All the political commentary in the series seems to paint a picture of a country quite similar to present day USA and its military political and economic dominance on the rest of the world. The Peacekeepers in the series are a military force appointed to swiftly remove any challengers of the Capitol’s supremacy bear resemblance in name and function to the UN Peacekeepers in the Vietnam and Iraq wars.
The cold character of President Snow is a constant reminder of the political roots of The Hunger Games in Panem, its motives of political intimidation and control through the symbolic and literal sacrifice from the districts.
Lastly, but most importantly, The Hunger Games offers commentary on human nature and the slippery slope between entertainment and reality. Citizens of the Capitol pick favourites, cheer and obsess over the doomed tributes, their conscience completely overshadowed by Capitol propaganda and consumerism.
They celebrate the Hunger Games without empathy for the districts and tributes and encourage them to do the same. Through this lens, the Hunger Games is a dreadfully eloquent satire on a culture that values things more than people.

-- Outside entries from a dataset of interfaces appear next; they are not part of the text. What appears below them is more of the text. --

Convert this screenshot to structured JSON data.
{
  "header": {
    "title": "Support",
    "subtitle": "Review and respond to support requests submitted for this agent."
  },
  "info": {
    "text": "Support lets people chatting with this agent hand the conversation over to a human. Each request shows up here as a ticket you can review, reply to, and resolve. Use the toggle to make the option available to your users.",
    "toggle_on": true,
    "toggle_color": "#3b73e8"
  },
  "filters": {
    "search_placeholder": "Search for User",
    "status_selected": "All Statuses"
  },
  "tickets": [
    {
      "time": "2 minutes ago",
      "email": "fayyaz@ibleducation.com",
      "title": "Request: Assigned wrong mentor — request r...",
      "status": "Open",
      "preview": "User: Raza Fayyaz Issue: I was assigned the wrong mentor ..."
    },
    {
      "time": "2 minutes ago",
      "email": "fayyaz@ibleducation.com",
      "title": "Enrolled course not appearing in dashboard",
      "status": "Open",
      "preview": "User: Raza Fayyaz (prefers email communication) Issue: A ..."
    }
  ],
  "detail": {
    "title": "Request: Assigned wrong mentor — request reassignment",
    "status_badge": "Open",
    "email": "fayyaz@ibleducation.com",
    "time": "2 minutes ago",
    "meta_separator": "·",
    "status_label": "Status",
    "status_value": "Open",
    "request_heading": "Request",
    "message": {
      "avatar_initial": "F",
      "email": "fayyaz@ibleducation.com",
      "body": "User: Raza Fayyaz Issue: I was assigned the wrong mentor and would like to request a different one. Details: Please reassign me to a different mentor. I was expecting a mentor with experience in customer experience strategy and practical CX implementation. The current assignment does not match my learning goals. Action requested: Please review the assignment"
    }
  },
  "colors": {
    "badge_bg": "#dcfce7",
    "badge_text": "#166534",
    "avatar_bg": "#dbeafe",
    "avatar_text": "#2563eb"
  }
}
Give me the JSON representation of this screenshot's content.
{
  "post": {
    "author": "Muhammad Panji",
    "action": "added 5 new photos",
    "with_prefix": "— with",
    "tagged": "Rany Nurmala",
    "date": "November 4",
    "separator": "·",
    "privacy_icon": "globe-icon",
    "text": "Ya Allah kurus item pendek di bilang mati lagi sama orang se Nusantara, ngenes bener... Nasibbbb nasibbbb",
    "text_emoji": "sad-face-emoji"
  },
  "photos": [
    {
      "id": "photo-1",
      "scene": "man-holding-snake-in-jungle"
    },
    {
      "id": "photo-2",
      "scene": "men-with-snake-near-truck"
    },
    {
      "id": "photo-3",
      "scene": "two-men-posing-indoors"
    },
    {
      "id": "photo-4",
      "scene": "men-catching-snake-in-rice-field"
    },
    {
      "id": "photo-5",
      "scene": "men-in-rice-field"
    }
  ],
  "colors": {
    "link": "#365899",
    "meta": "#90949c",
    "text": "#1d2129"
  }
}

The power of both capitalist and government propaganda is highlighted in this fictional country, where the Hunger Games are seen as a celebration of the greatness of the Capitol and the districts’ plight either disregarded or completely unheard.
A scene in the first movie shows Katniss stabbing a knife into a wooden table, to the horror of Effie Trinket, her escort to the Capitol. “That is Mahogany” she exclaims, visibly offended in the memorable scene.
Escorting two healthy, young individuals to their probable death in a systematic killing machine, what horrifies Effie is the possible damage to a wooden table.
The Hunger Games shows us how much we can forget about people that are removed from us; how morality, humanity and the human conscience tread a tricky road in today’s world where we are channel surfing between wars and reality TV. It shows us how close we are to a world where the poor are systematically kept in disadvantage for the benefit of the gluttonous few; it shows us a world of overabundance and deprivation, much like ours.